▸ PROMPT:
Copy, from the data below, each line that has the word "true".

Extracted data entries:
------------------------------------

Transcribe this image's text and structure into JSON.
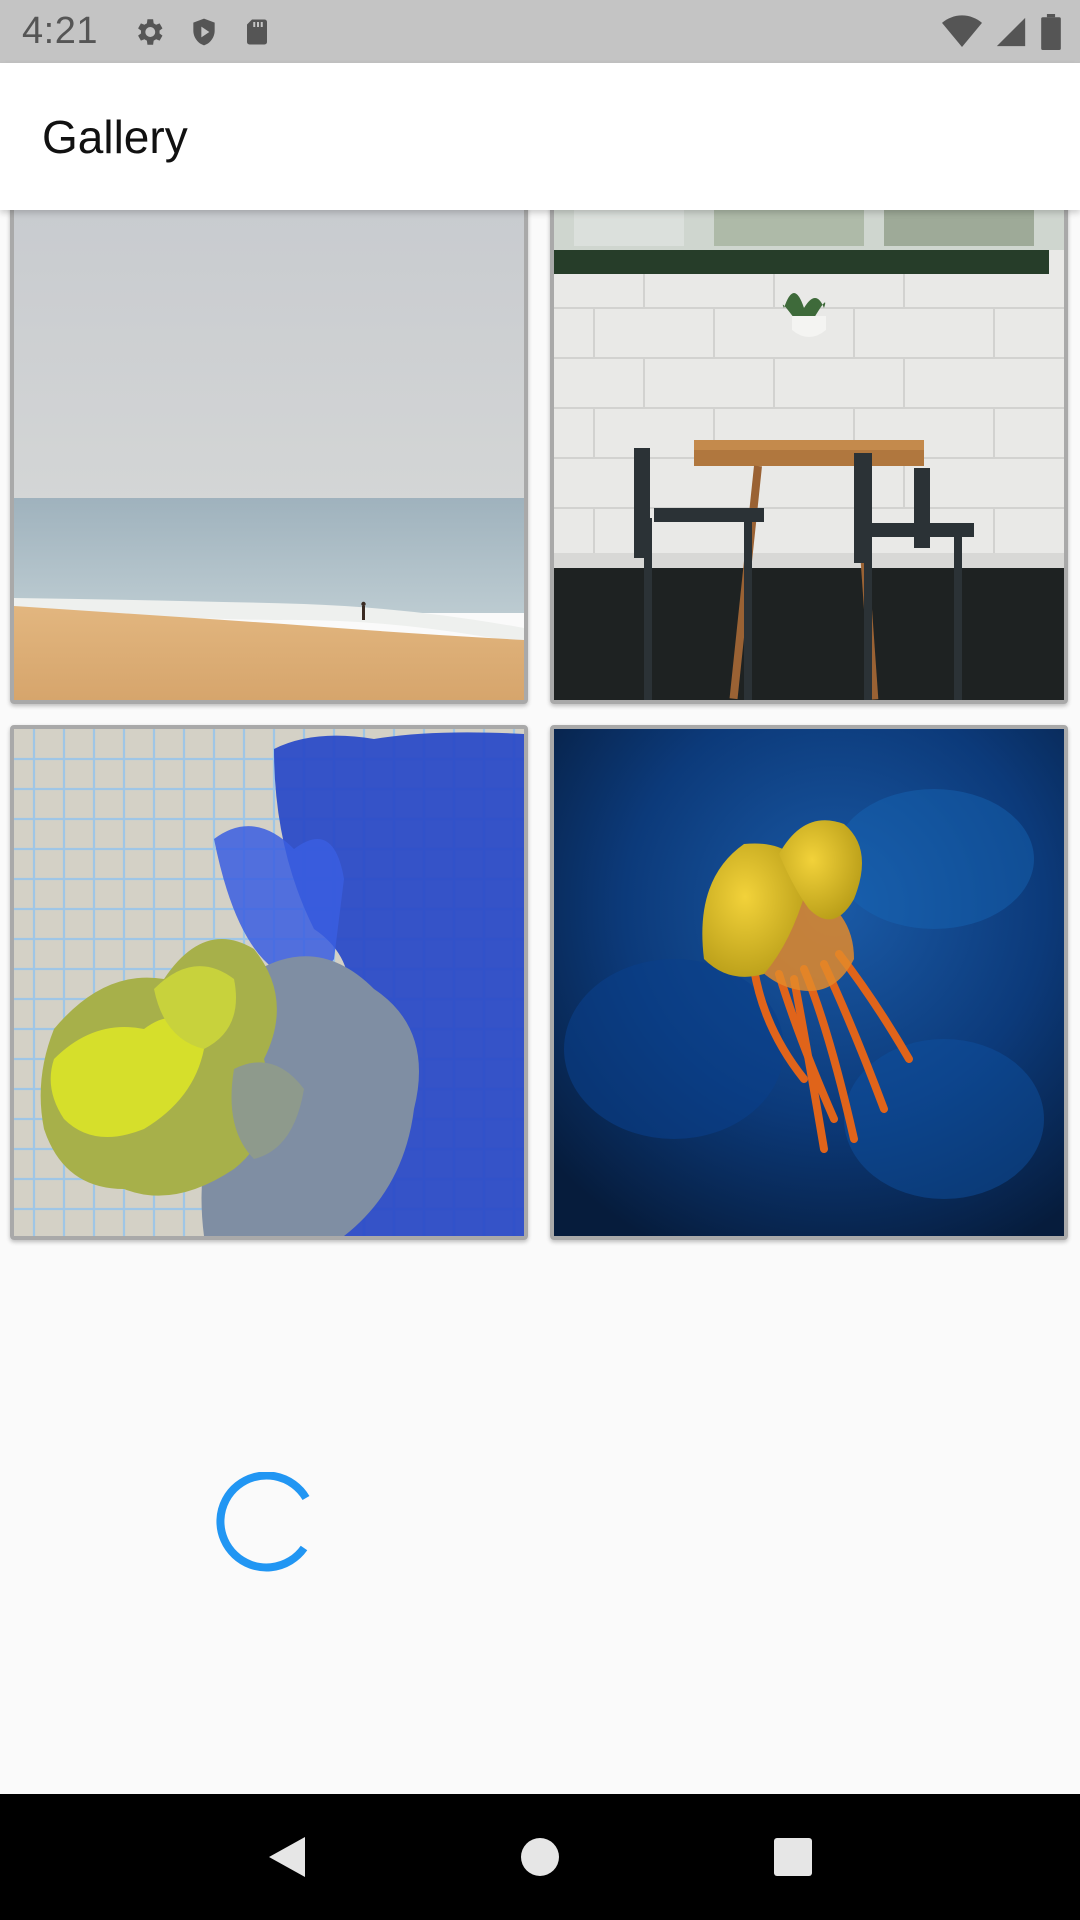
{
  "status_bar": {
    "time": "4:21",
    "left_icons": [
      "gear-icon",
      "shield-icon",
      "sd-card-icon"
    ],
    "right_icons": [
      "wifi-icon",
      "cellular-signal-icon",
      "battery-icon"
    ]
  },
  "app_bar": {
    "title": "Gallery"
  },
  "gallery": {
    "images": [
      {
        "name": "beach-photo"
      },
      {
        "name": "cafe-table-photo"
      },
      {
        "name": "coral-grid-photo"
      },
      {
        "name": "jellyfish-photo"
      }
    ],
    "loading": true
  },
  "nav_bar": {
    "buttons": [
      "back-icon",
      "home-icon",
      "recents-icon"
    ]
  },
  "colors": {
    "status_bar_bg": "#c4c4c4",
    "app_bar_bg": "#ffffff",
    "page_bg": "#fafafa",
    "spinner": "#2196f3",
    "nav_bar_bg": "#000000"
  }
}
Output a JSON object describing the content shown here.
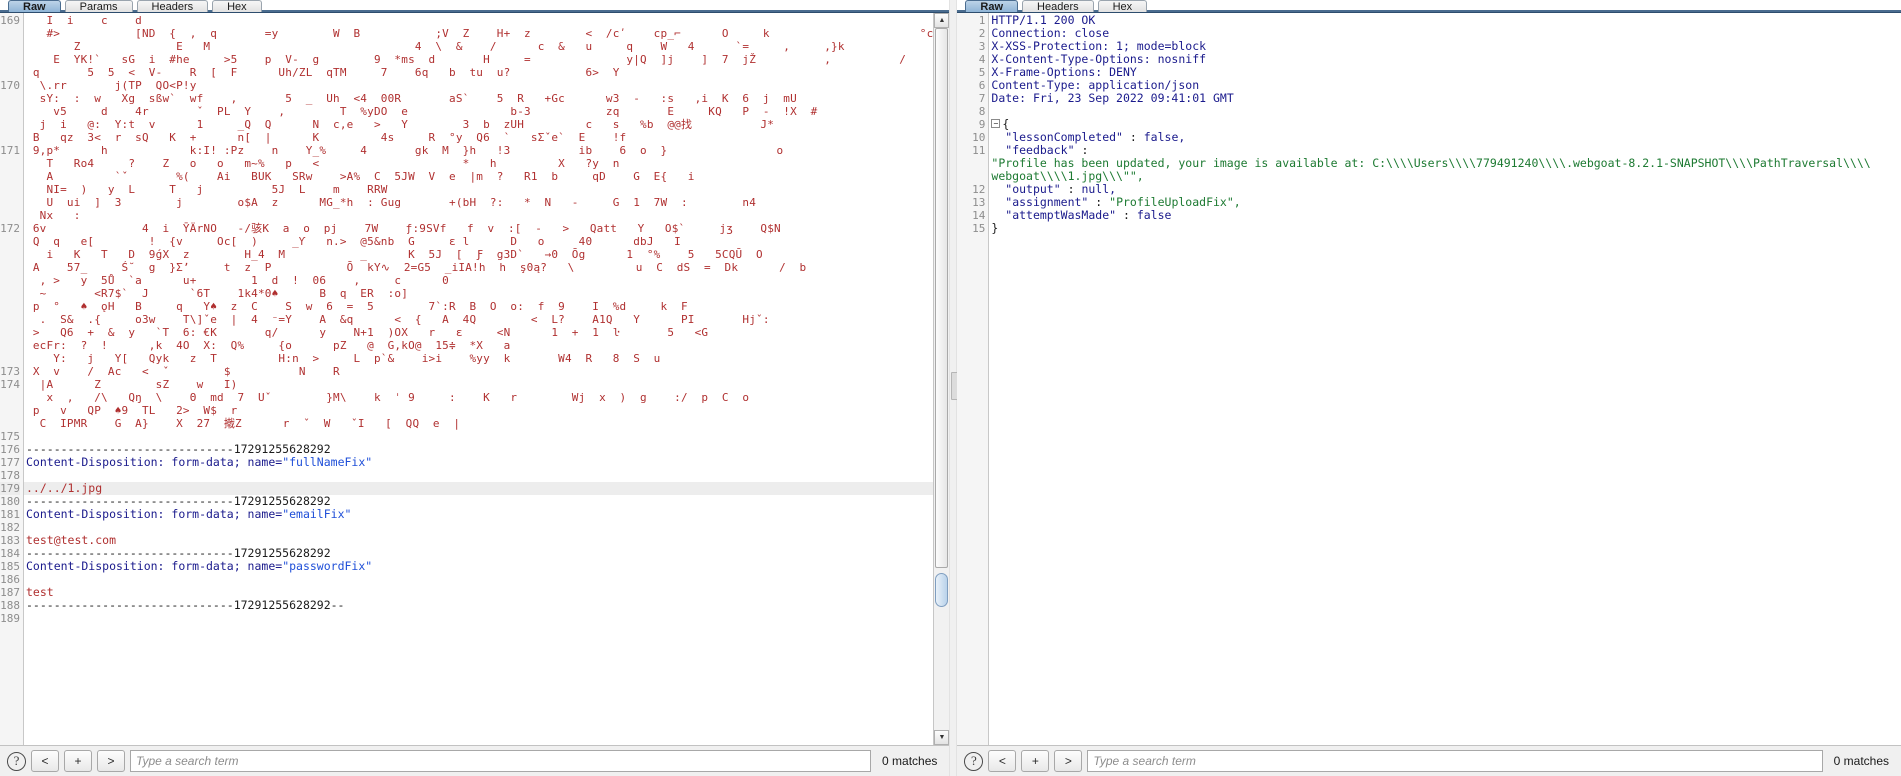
{
  "app": {
    "title": "Burp Suite — HTTP Request / Response viewer"
  },
  "left_panel": {
    "tabs": [
      {
        "label": "Raw",
        "active": true
      },
      {
        "label": "Params",
        "active": false
      },
      {
        "label": "Headers",
        "active": false
      },
      {
        "label": "Hex",
        "active": false
      }
    ],
    "first_line_number": 169,
    "last_line_number": 189,
    "highlighted_line": 179,
    "lines": [
      {
        "n": 169,
        "type": "bin",
        "text": "   I  i    c    d"
      },
      {
        "n": "",
        "type": "bin",
        "text": "   #>           [ND  {  ,  q       =y        W  B           ;V  Z    H+  z        <  /cʹ    cp_⌐      O     k                      °c"
      },
      {
        "n": "",
        "type": "bin",
        "text": "       Z              E   M                              4  \\  &    /      c  &   u     q    W   4      `=     ,     ,}k"
      },
      {
        "n": "",
        "type": "bin",
        "text": "    E  YK!`   sG  i  #he     >5    p  V-  g        9  *ms  d       H     =              y|Q  ]j    ]  7  jŽ          ,          /"
      },
      {
        "n": "",
        "type": "bin",
        "text": " q       5  5  <  V-    R  [  F      Uh/ZL  qTM     7    6q   b  tu  u?           6>  Y"
      },
      {
        "n": 170,
        "type": "bin",
        "text": "  \\.rr       j(TP  QO<P!y"
      },
      {
        "n": "",
        "type": "bin",
        "text": "  sY:  :  w   Xg  sßw`  wf    ,       5  _  Uh  <4  00R       aS`    5  R   +Gc      w3  -   :s   ,i  K  6  j  mU"
      },
      {
        "n": "",
        "type": "bin",
        "text": "    v5     d    4r       ˇ  PL  Y    ,        T  %yDO  e               b-3           zq       E     KQ   P  -  !X  #"
      },
      {
        "n": "",
        "type": "bin",
        "text": "  j  i   @:  Y:t  v      1     _Q  Q      N  c,e   >   Y        3  b  zUH         c   s   %b  @@找          J*"
      },
      {
        "n": "",
        "type": "bin",
        "text": " B   qz  3<  r  sQ   K  +      n[  |      K         4s     R  °y  Q6  `   sΣˇe`  E    !f"
      },
      {
        "n": 171,
        "type": "bin",
        "text": " 9,p*      h            k:I! :Pz    n    Y_%     4       gk  M  }h   !3          ib    6  o  }                o"
      },
      {
        "n": "",
        "type": "bin",
        "text": "   T   Ro4     ?    Z   o   o   m~%   p   <                     *   h         X   ?y  n"
      },
      {
        "n": "",
        "type": "bin",
        "text": "   A         `ˇ       %(    Ai   BUK   SRw    >A%  C  5JW  V  e  |m  ?   R1  b     qD    G  E{   i"
      },
      {
        "n": "",
        "type": "bin",
        "text": "   NI=  )   y  L     T   j          5J  L    m    RRW"
      },
      {
        "n": "",
        "type": "bin",
        "text": "   U  ui  ]  3        j        o$A  z      MG_*h  : Gug       +(bH  ?:   *  N   -     G  1  7W  :        n4"
      },
      {
        "n": "",
        "type": "bin",
        "text": "  Nx   :"
      },
      {
        "n": 172,
        "type": "bin",
        "text": " 6v              4  i  ȲÄrNO   -/骇K  a  o  pj    7W    ƒ:9SVf   f  v  :[  -   >   Qatt   Y   O$`     jʒ    Q$N"
      },
      {
        "n": "",
        "type": "bin",
        "text": " Q  q   e[        !  {v     Oc[  )     _Ƴ   n.>  @5&nb  G     ε l      D   o     40      dbJ   I"
      },
      {
        "n": "",
        "type": "bin",
        "text": "   i   K   T   D  9ǵX  z        H_4  M           _      K  5J  [  Ƒ  g3D`   →0  Ōg      1  °%    5   5CQŪ  O"
      },
      {
        "n": "",
        "type": "bin",
        "text": " A    57_     Ś˘  g  }Σʼ     t  z  P           Ō  kY∿  2=G5  _iIA!h  h  ş0ą?   \\         u  C  dS  =  Dk      /  b"
      },
      {
        "n": "",
        "type": "bin",
        "text": "  , >   y  5Ů  `a      u+        1  d  !  06    ,     c      0"
      },
      {
        "n": "",
        "type": "bin",
        "text": "  ~       <R7$`  J      `6T    1k4*0♠      B  q  ER  :o]"
      },
      {
        "n": "",
        "type": "bin",
        "text": " p  °   ♠  ǫH   B     q   Y♠  z  C    S  w  6  =  5        7`:R  B  O  o:  f  9    I  %d     k  F"
      },
      {
        "n": "",
        "type": "bin",
        "text": "  .  S&  .{     o3w    T\\]ˇe  |  4  ⁻=Y    A  &q      <  {   A  4Q        <  L?    A1Q   Y      PI       Hjˇ:"
      },
      {
        "n": "",
        "type": "bin",
        "text": " >   Q6  +  &  y   `T  6: €K       q/      y    N+1  )OX   r   ε     <N      1  +  1  ŀ       5   <G"
      },
      {
        "n": "",
        "type": "bin",
        "text": " ecFr:  ?  !      ,k  4O  X:  Q%     {o      pZ   @  G,kO@  15≑  *X   a"
      },
      {
        "n": "",
        "type": "bin",
        "text": "    Y:   j   Y[   Qyk   z  T         H:n  >     L  p`&    i>i    %yy  k       W4  R   8  S  u"
      },
      {
        "n": 173,
        "type": "bin",
        "text": " X  v    /  Ac   <  ˇ        $          N    R"
      },
      {
        "n": 174,
        "type": "bin",
        "text": "  |A      Z        sZ    w   I)"
      },
      {
        "n": "",
        "type": "bin",
        "text": "   x  ,   /\\   Qŋ  \\    Θ  md  7  Uˇ        }M\\    k  ˈ 9     :    K   r        Wj  x  )  g    :/  p  C  o"
      },
      {
        "n": "",
        "type": "bin",
        "text": " p   v   QP  ♠9  TL   2>  W$  r"
      },
      {
        "n": "",
        "type": "bin",
        "text": "  C  IPMR    G  A}    X  27  撠Z      r  ˇ  W   ˇI   [  QQ  e  |"
      },
      {
        "n": 175,
        "type": "bin",
        "text": ""
      },
      {
        "n": 176,
        "type": "boundary",
        "text": "------------------------------17291255628292"
      },
      {
        "n": 177,
        "type": "disposition",
        "prefix": "Content-Disposition: form-data; name=",
        "name": "\"fullNameFix\""
      },
      {
        "n": 178,
        "type": "blank",
        "text": ""
      },
      {
        "n": 179,
        "type": "value",
        "text": "../../1.jpg",
        "highlighted": true
      },
      {
        "n": 180,
        "type": "boundary",
        "text": "------------------------------17291255628292"
      },
      {
        "n": 181,
        "type": "disposition",
        "prefix": "Content-Disposition: form-data; name=",
        "name": "\"emailFix\""
      },
      {
        "n": 182,
        "type": "blank",
        "text": ""
      },
      {
        "n": 183,
        "type": "value",
        "text": "test@test.com"
      },
      {
        "n": 184,
        "type": "boundary",
        "text": "------------------------------17291255628292"
      },
      {
        "n": 185,
        "type": "disposition",
        "prefix": "Content-Disposition: form-data; name=",
        "name": "\"passwordFix\""
      },
      {
        "n": 186,
        "type": "blank",
        "text": ""
      },
      {
        "n": 187,
        "type": "value",
        "text": "test"
      },
      {
        "n": 188,
        "type": "boundary",
        "text": "------------------------------17291255628292--"
      },
      {
        "n": 189,
        "type": "blank",
        "text": ""
      }
    ],
    "search": {
      "help_label": "?",
      "prev_label": "<",
      "add_label": "+",
      "next_label": ">",
      "placeholder": "Type a search term",
      "value": "",
      "matches": "0 matches"
    }
  },
  "right_panel": {
    "tabs": [
      {
        "label": "Raw",
        "active": true
      },
      {
        "label": "Headers",
        "active": false
      },
      {
        "label": "Hex",
        "active": false
      }
    ],
    "lines": [
      {
        "n": 1,
        "type": "status",
        "text": "HTTP/1.1 200 OK"
      },
      {
        "n": 2,
        "type": "header",
        "key": "Connection",
        "value": "close"
      },
      {
        "n": 3,
        "type": "header",
        "key": "X-XSS-Protection",
        "value": "1; mode=block"
      },
      {
        "n": 4,
        "type": "header",
        "key": "X-Content-Type-Options",
        "value": "nosniff"
      },
      {
        "n": 5,
        "type": "header",
        "key": "X-Frame-Options",
        "value": "DENY"
      },
      {
        "n": 6,
        "type": "header",
        "key": "Content-Type",
        "value": "application/json"
      },
      {
        "n": 7,
        "type": "header",
        "key": "Date",
        "value": "Fri, 23 Sep 2022 09:41:01 GMT"
      },
      {
        "n": 8,
        "type": "blank",
        "text": ""
      },
      {
        "n": 9,
        "type": "brace-open",
        "fold": "−",
        "text": "{"
      },
      {
        "n": 10,
        "type": "json-pair",
        "key": "\"lessonCompleted\"",
        "sep": " : ",
        "lit": "false,"
      },
      {
        "n": 11,
        "type": "json-key-only",
        "key": "\"feedback\"",
        "sep": " :"
      },
      {
        "n": "",
        "type": "json-str-wrap",
        "text": "\"Profile has been updated, your image is available at: C:\\\\\\\\Users\\\\\\\\779491240\\\\\\\\.webgoat-8.2.1-SNAPSHOT\\\\\\\\PathTraversal\\\\\\\\"
      },
      {
        "n": "",
        "type": "json-str-wrap",
        "text": "webgoat\\\\\\\\1.jpg\\\\\\\"\","
      },
      {
        "n": 12,
        "type": "json-pair",
        "key": "\"output\"",
        "sep": " : ",
        "lit": "null,"
      },
      {
        "n": 13,
        "type": "json-pair-str",
        "key": "\"assignment\"",
        "sep": " : ",
        "str": "\"ProfileUploadFix\","
      },
      {
        "n": 14,
        "type": "json-pair",
        "key": "\"attemptWasMade\"",
        "sep": " : ",
        "lit": "false"
      },
      {
        "n": 15,
        "type": "brace-close",
        "text": "}"
      }
    ],
    "search": {
      "help_label": "?",
      "prev_label": "<",
      "add_label": "+",
      "next_label": ">",
      "placeholder": "Type a search term",
      "value": "",
      "matches": "0 matches"
    }
  },
  "colors": {
    "binary_red": "#b03030",
    "header_blue": "#1a1a8c",
    "json_string_green": "#1d7a32",
    "param_name_blue": "#1f4fd8",
    "tab_active": "#8fb4d6",
    "highlight_row": "#ededed"
  }
}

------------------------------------

▸ EXPECTED OUTPUT:
    "loading": true
        "active": true
        "highlighted": true
        "active": true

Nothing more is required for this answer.